On campus-based universities, there will be opportunities to open the gates wider to foster genuine interaction between students and neighbouring groups and communities, and to create meaningful learning episodes in these spaces. In city-centre locations, colleagues may have the chance to weave in moments of application on the university’s doorstep, to encourage learners to deploy their knowledge in ways that support people and organisations in the immediate locale.
In terms of engaged research practices, those activities rooted in university-community relationships and perhaps under the purview of new civic university agreements, Covid-19 has also brought new frames, new opportunities to “unbecome”. One such is hyperlocal engagement. Think of this as researchers engaging on their doorsteps. As Covid-19 has driven a rise in homeworking, some engaged researchers have considered how they might engage their own local communities in real world, socially distanced ways through playful, participatory engagement opportunities far removed from “traditional” research.
Witness, for example, sidewalk science where Dr Danna Staaf, a squid scientist, has answered questions from the local community through scribbling answers on the pavement! Other sidewalk science initiatives abound, covering anything from botanicals (pavement chalking to draw attention to wild flowers and plants in urban areas) to tick science (answering questions around Lyme Disease). These participatory examples provide opportunities for creativity and whilst they are hyperlocal, translation to social media forms (primarily Twitter) enable wider reach.
As many of us become homeworkers either full- or part-time, we traverse the boundaries between our academic and personal identities. Domestic spaces and responsibilities invade the professional, potentially weakening the grip of the institution on our academic identity formations. Agency may come to the fore and with this, the opportunity for us to shape our academic identities in new and creative ways.
Anxieties of “unbecoming”
This freeing of our imaginations may be simultaneously exciting and anxiety-provoking for, with an “unbecoming”, comes the fear of being deemed “unprofessional” by our peers, by those inhabiting traditional academic identities. The shame we might feel if we’re judged in this way may prevent us from taking risks.
Yet we have faith that there will always be innovative educators and researchers, many of whom will dare authentic learning or hyperlocal engagement approaches. Such academics will act as “lone warriors” defying the jealousies and shaming of the dominant group and / or the strength of institutional or disciplinary cultures, seizing their agency to imagine their academic identities anew.
The danger is that these “lone warriors” will forever remain such, constructed as “unprofessional”, “maverick” or “vocational”, low in status and integrity, unless those in leadership positions act to shift cultures. Leadership positions could be those at the very top but also, those responsible for recruitment, training and development. So “middle managers” in human resources, professional services and support departments, alongside heads of academic departments, schools or faculties.

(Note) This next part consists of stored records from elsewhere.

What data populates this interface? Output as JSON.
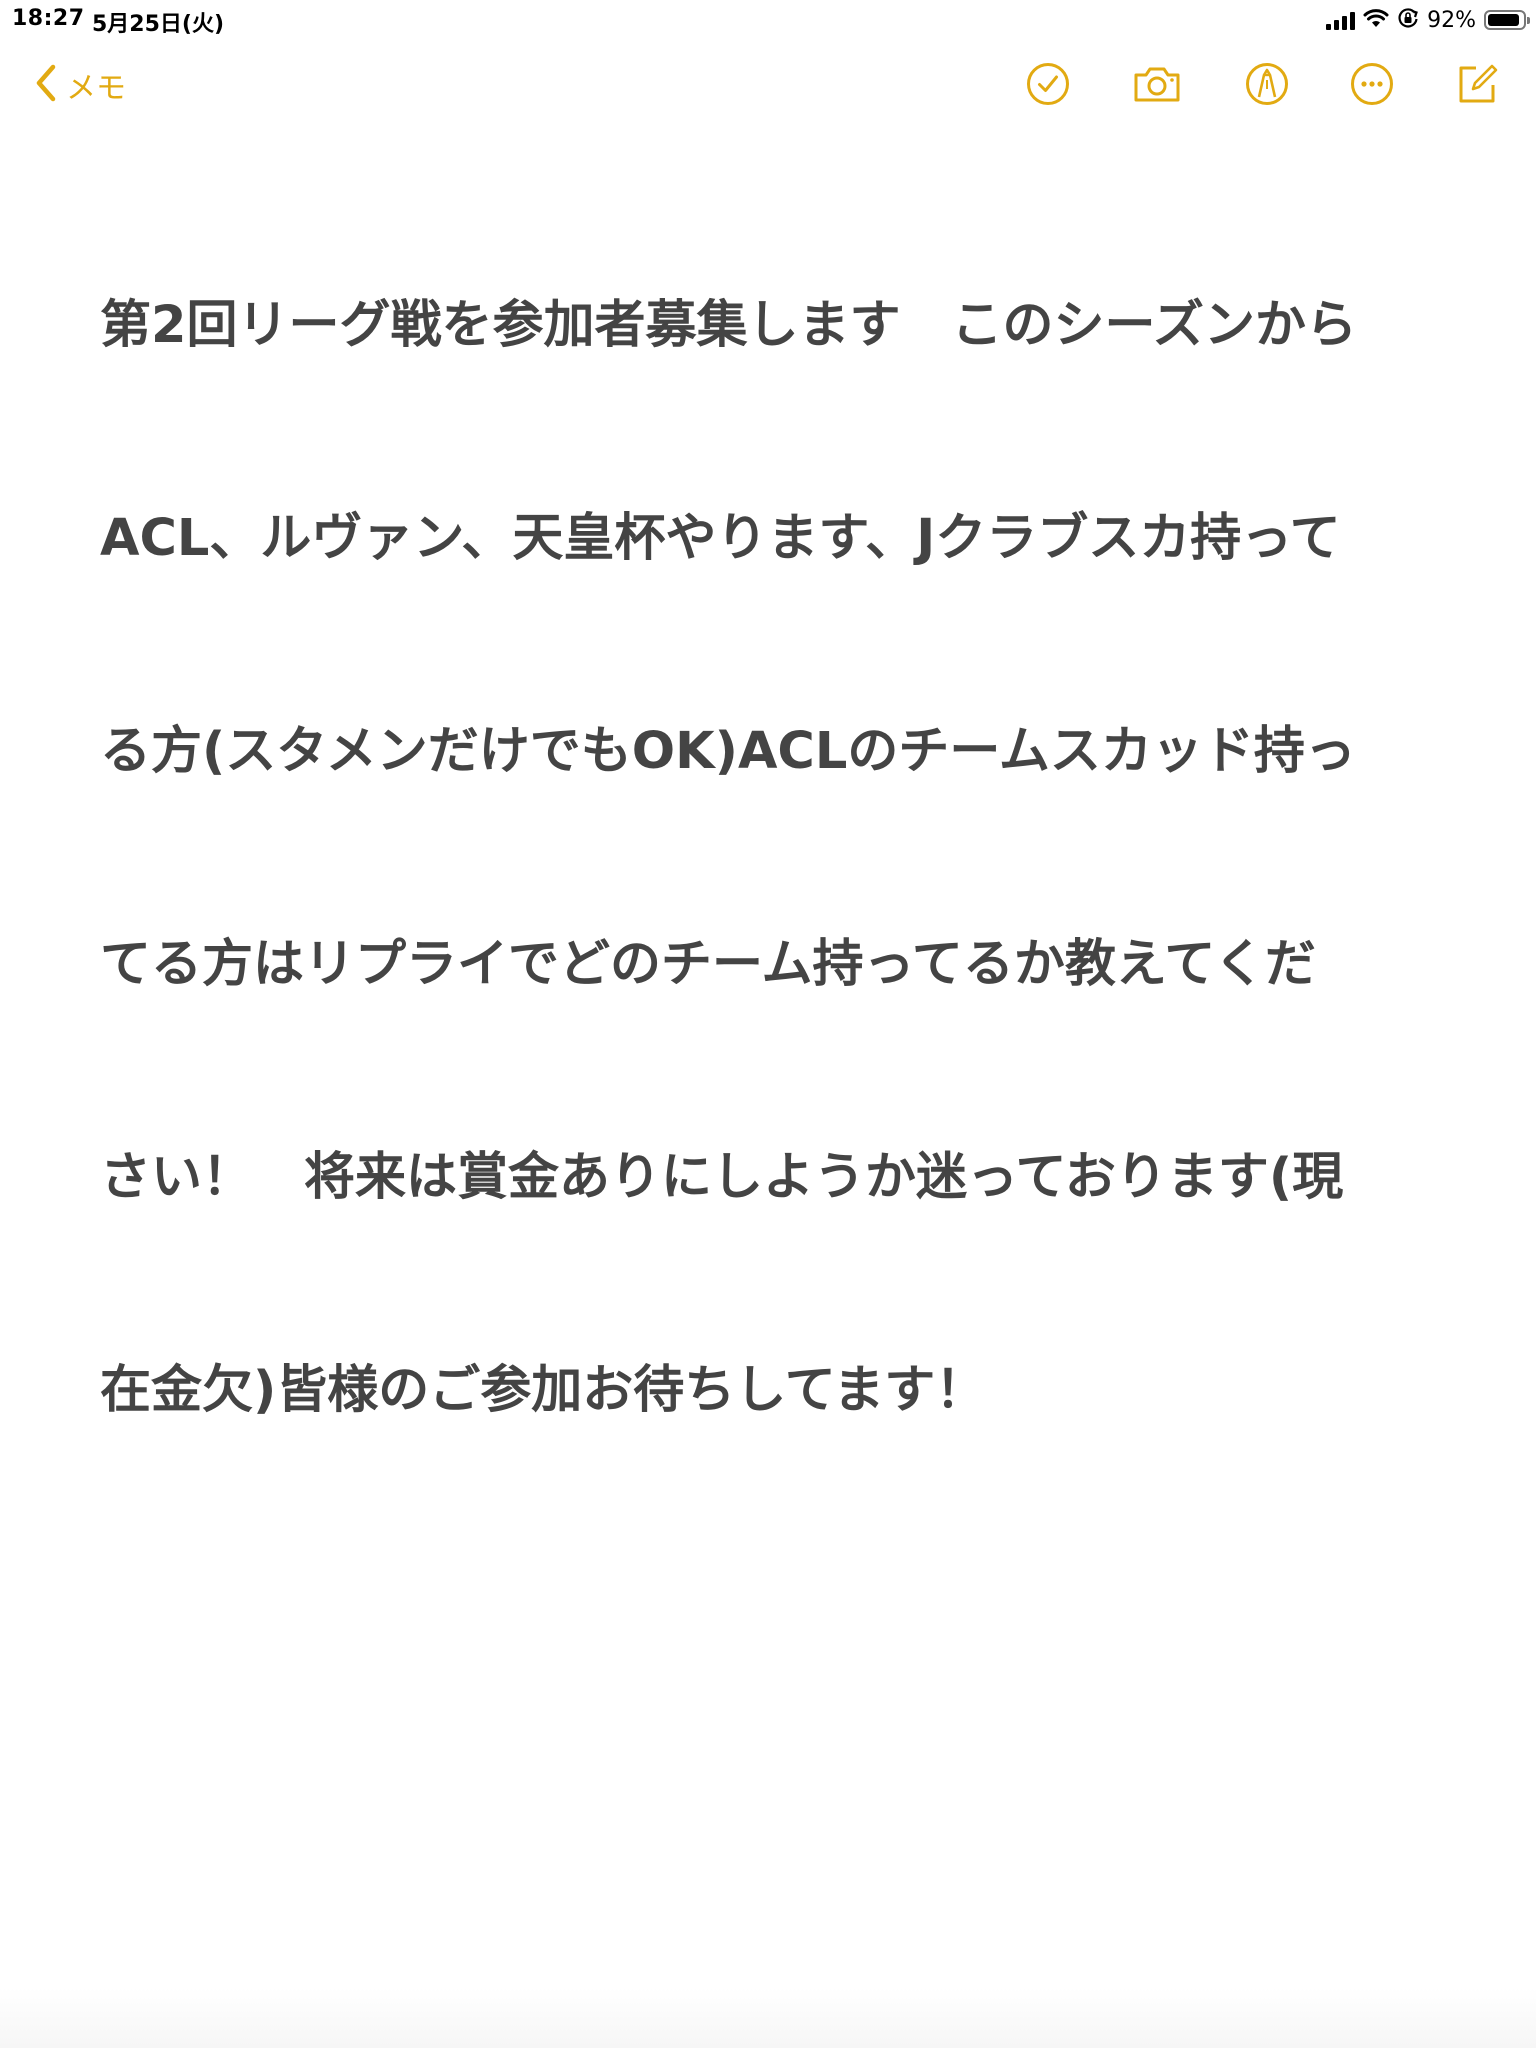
{
  "status_bar": {
    "time": "18:27",
    "date": "5月25日(火)",
    "battery_percent": "92%",
    "battery_level": 0.92,
    "icons": [
      "cellular-signal-icon",
      "wifi-icon",
      "orientation-lock-icon",
      "battery-icon"
    ]
  },
  "nav": {
    "back_label": "メモ",
    "back_icon": "chevron-left-icon",
    "toolbar_icons": [
      "checklist-icon",
      "camera-icon",
      "markup-pen-icon",
      "more-icon",
      "compose-icon"
    ]
  },
  "note": {
    "lines": [
      "第2回リーグ戦を参加者募集します　このシーズンから",
      "ACL、ルヴァン、天皇杯やります、Jクラブスカ持って",
      "る方(スタメンだけでもOK)ACLのチームスカッド持っ",
      "てる方はリプライでどのチーム持ってるか教えてくだ",
      "さい！　将来は賞金ありにしようか迷っております(現",
      "在金欠)皆様のご参加お待ちしてます！"
    ]
  },
  "colors": {
    "accent": "#e2aa12",
    "text": "#444444",
    "background": "#ffffff"
  }
}
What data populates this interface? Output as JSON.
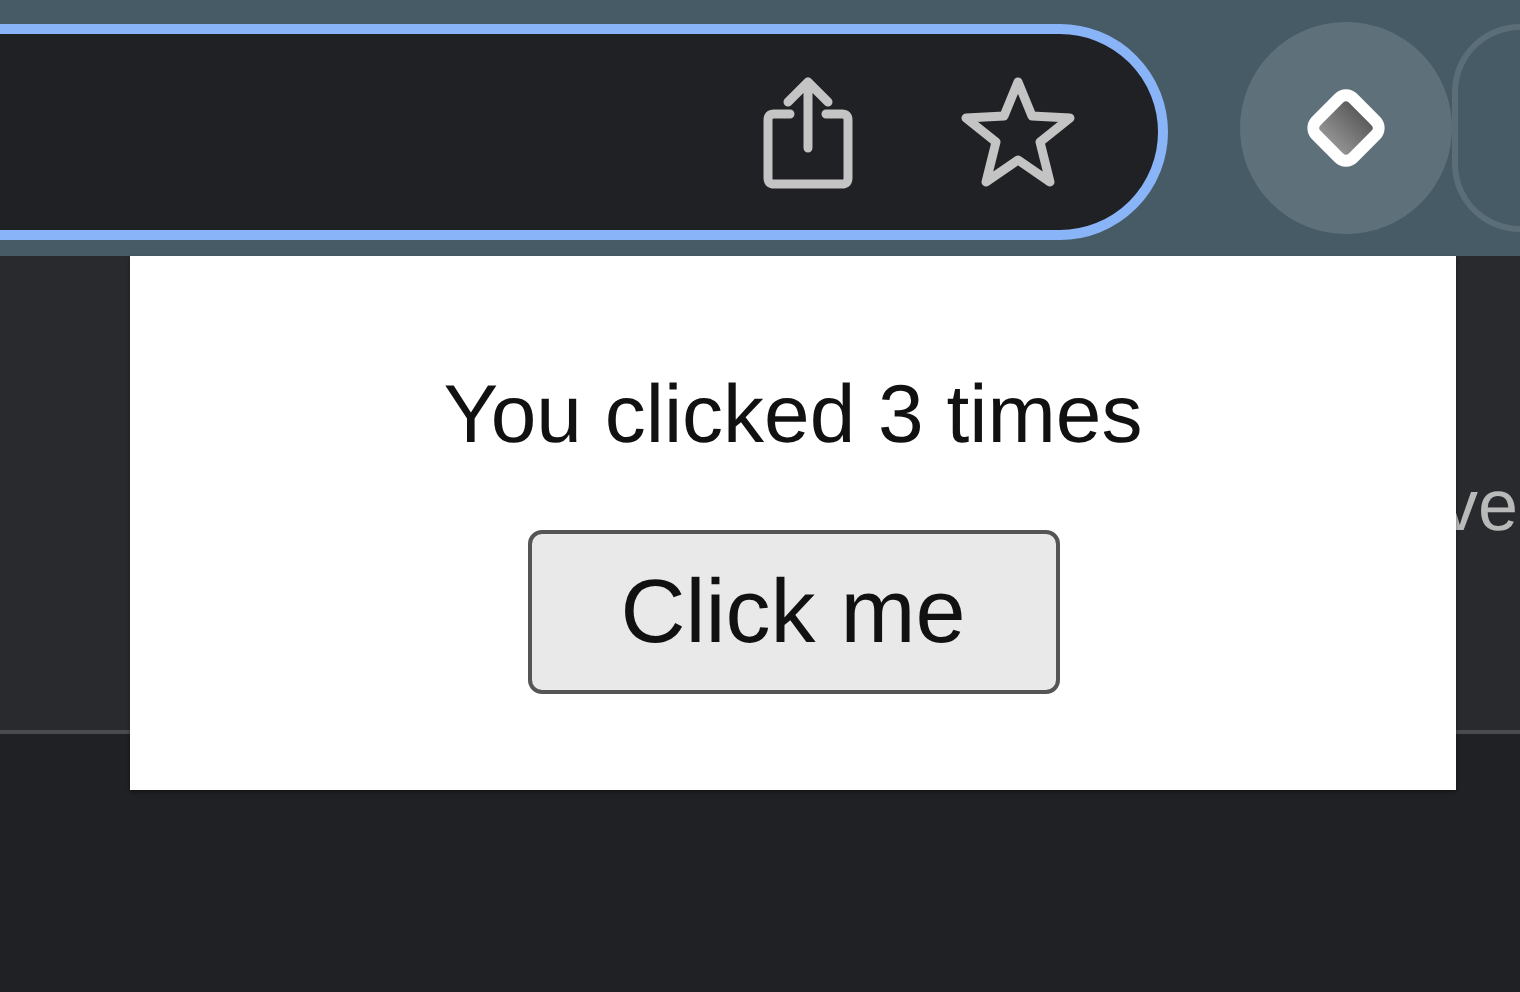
{
  "page": {
    "partial_text": "ve"
  },
  "popup": {
    "message": "You clicked 3 times",
    "button": "Click me"
  }
}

In a sense we’re calling for a reimagining of public scholarship, an embrace of the civic over the economic. That part is easy. At least, we’d like to think so. The real challenge is to understand how new academic identities that emerge can be inculcated and supported, how we might shift expectations of academic careers so that people with appropriate capabilities can join the profession and make a difference. Necessity may well be the mother of innovation, but it probably takes a village to help it grow and flourish.